So you’ve spotted a market opportunity! There is clear customer need which is under-served and you have a product for this untapped opportunity, hooray! You develop your tech, launch your product and eagerly wait for the orders to come rolling in … but, the problem is, they don’t. After your initial burst of enthusiasm, its become blindingly obvious no-one knows you exist! Your app is hidden on the App store, your Instagram posts get 20 likes (from supportive friends), bloggers took your freebies yet delivered nada and search-engine optimisation has you baffled. You’ve learned the hard way that getting your product front-and-centre of your target market is the really tricky bit.
Recently, an entrepreneur of a health-tech business sought my advice with exactly this problem. She’s developed an app for those with early onset dementia to help with memory loss and socialising. It’s a really great idea and a neat bit of easy to use tech for an under-served consumer group, plus others like it – she’s got angel investors on board and won tech challenge competitions. So why does she now find herself at a crossroads, getting no traction?

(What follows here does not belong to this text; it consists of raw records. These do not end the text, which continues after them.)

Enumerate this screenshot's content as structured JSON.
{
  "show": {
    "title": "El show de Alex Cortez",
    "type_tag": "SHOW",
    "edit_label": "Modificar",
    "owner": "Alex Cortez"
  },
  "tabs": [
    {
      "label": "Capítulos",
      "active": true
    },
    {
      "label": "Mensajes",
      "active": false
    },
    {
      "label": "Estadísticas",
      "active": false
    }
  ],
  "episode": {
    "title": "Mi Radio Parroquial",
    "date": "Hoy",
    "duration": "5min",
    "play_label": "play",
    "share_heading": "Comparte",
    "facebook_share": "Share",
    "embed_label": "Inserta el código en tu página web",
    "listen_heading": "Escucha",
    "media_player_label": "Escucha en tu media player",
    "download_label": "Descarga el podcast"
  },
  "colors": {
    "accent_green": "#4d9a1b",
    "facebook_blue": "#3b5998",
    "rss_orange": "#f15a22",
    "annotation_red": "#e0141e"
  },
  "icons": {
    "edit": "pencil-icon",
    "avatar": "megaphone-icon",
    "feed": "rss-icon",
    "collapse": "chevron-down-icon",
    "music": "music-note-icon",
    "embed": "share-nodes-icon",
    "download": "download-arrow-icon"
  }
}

While I listened to her story, I started to really think about her target market. On the face of it, her potential consumers are easily identifiable, but are they? The app is for those with early-stage memory loss but the obvious exploitable routes to market – dementia charities or hospitals or care homes – only deal with people with more advanced problems. Moreover, just a quick search on dementia statistics tells me it is very difficult to diagnose in its early stages, slow to progress and prevalent in 1 in 14 aged over 65 in the UK, with 24.6 million people in the UK knowing a family member or close friend with dementia. So far from being easily targetted, this app’s issue is its too mass market and because people can shy away from a memory loss diagnosis – which in itself is complex to make – finding that potential customer at the time when they are open to buying, is more than a tricky problem. Consequentially, I tell her she’ll struggle to get a foot-hold unless she can find a niche entry point.
It’s hard not to feel defeated in such circumstances. A brutal fact is that she hadn’t thought through her route to market enough. So for any entrepreneur with a new idea, before committing too much money, you need to scrutinise the “how” as much as the “why” and the “what”. In the case of this app, there is still an opportunity, but her ability to exploit it will depend on her resources, her resourcefulness and I think, her patience. This market isn’t going away, it just might take ages to get going and she’ll need to keep an eye out for competitors with deep pockets, but there again, they might develop the market for her … but that’s for a whole other story.